-------- DATA SUPPLIED --------

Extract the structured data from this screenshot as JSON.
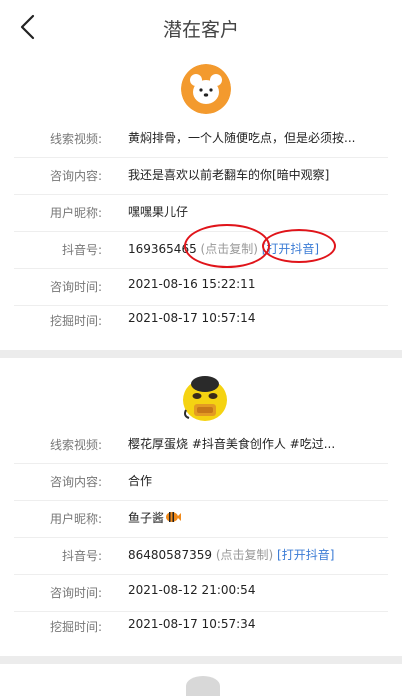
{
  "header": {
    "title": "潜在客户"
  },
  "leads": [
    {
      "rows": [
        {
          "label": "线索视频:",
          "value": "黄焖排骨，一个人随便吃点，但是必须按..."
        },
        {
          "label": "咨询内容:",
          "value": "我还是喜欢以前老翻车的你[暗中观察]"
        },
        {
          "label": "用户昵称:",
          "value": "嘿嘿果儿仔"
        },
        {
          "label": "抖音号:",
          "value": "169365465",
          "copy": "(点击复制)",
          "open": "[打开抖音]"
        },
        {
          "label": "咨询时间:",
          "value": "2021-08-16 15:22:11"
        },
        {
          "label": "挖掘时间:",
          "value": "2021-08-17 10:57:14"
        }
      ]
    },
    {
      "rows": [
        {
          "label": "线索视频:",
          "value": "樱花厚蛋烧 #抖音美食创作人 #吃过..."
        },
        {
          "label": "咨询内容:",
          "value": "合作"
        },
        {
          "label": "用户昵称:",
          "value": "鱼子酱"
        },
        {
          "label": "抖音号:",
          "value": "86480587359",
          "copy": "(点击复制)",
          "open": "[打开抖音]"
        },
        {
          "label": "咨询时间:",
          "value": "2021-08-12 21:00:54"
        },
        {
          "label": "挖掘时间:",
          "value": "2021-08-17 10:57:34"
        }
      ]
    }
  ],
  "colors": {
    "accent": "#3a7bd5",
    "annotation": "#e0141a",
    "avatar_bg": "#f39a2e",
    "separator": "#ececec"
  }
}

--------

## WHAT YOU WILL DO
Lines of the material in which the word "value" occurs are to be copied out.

## RESULT FOR THIS EXERCISE
          "value": "黄焖排骨，一个人随便吃点，但是必须按..."
          "value": "我还是喜欢以前老翻车的你[暗中观察]"
          "value": "嘿嘿果儿仔"
          "value": "169365465",
          "value": "2021-08-16 15:22:11"
          "value": "2021-08-17 10:57:14"
          "value": "樱花厚蛋烧 #抖音美食创作人 #吃过..."
          "value": "合作"
          "value": "鱼子酱"
          "value": "86480587359",
          "value": "2021-08-12 21:00:54"
          "value": "2021-08-17 10:57:34"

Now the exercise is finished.